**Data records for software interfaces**
************

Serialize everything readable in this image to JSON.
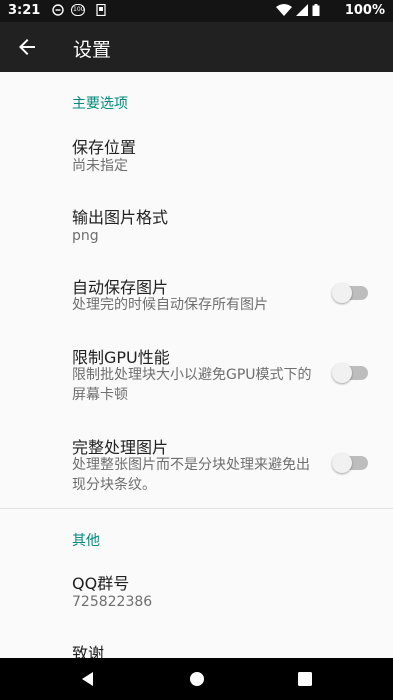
{
  "status_bar": {
    "time": "3:21",
    "icons": [
      "sync-icon",
      "data-saver-icon",
      "notification-icon",
      "wifi-icon",
      "cellular-icon",
      "battery-icon"
    ],
    "data_saver_badge": "100",
    "battery": "100%"
  },
  "app_bar": {
    "back_icon": "arrow-back-icon",
    "title": "设置"
  },
  "sections": {
    "main": {
      "header": "主要选项",
      "save_location": {
        "title": "保存位置",
        "summary": "尚未指定"
      },
      "output_format": {
        "title": "输出图片格式",
        "summary": "png"
      },
      "auto_save": {
        "title": "自动保存图片",
        "summary": "处理完的时候自动保存所有图片",
        "checked": false
      },
      "limit_gpu": {
        "title": "限制GPU性能",
        "summary": "限制批处理块大小以避免GPU模式下的屏幕卡顿",
        "checked": false
      },
      "full_process": {
        "title": "完整处理图片",
        "summary": "处理整张图片而不是分块处理来避免出现分块条纹。",
        "checked": false
      }
    },
    "other": {
      "header": "其他",
      "qq_group": {
        "title": "QQ群号",
        "summary": "725822386"
      },
      "thanks": {
        "title": "致谢"
      }
    }
  },
  "colors": {
    "accent": "#00897b",
    "app_bar": "#212121",
    "status_bar": "#141414",
    "background": "#fafafa",
    "switch_track_off": "#bdbdbd",
    "switch_thumb_off": "#f1f1f1"
  },
  "nav_bar": {
    "back_icon": "nav-back-icon",
    "home_icon": "nav-home-icon",
    "recents_icon": "nav-recents-icon"
  }
}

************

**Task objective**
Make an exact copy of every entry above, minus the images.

**Exercise solution**
Serialize everything readable in this image to JSON.
{
  "status_bar": {
    "time": "3:21",
    "icons": [
      "sync-icon",
      "data-saver-icon",
      "notification-icon",
      "wifi-icon",
      "cellular-icon",
      "battery-icon"
    ],
    "data_saver_badge": "100",
    "battery": "100%"
  },
  "app_bar": {
    "back_icon": "arrow-back-icon",
    "title": "设置"
  },
  "sections": {
    "main": {
      "header": "主要选项",
      "save_location": {
        "title": "保存位置",
        "summary": "尚未指定"
      },
      "output_format": {
        "title": "输出图片格式",
        "summary": "png"
      },
      "auto_save": {
        "title": "自动保存图片",
        "summary": "处理完的时候自动保存所有图片",
        "checked": false
      },
      "limit_gpu": {
        "title": "限制GPU性能",
        "summary": "限制批处理块大小以避免GPU模式下的屏幕卡顿",
        "checked": false
      },
      "full_process": {
        "title": "完整处理图片",
        "summary": "处理整张图片而不是分块处理来避免出现分块条纹。",
        "checked": false
      }
    },
    "other": {
      "header": "其他",
      "qq_group": {
        "title": "QQ群号",
        "summary": "725822386"
      },
      "thanks": {
        "title": "致谢"
      }
    }
  },
  "colors": {
    "accent": "#00897b",
    "app_bar": "#212121",
    "status_bar": "#141414",
    "background": "#fafafa",
    "switch_track_off": "#bdbdbd",
    "switch_thumb_off": "#f1f1f1"
  },
  "nav_bar": {
    "back_icon": "nav-back-icon",
    "home_icon": "nav-home-icon",
    "recents_icon": "nav-recents-icon"
  }
}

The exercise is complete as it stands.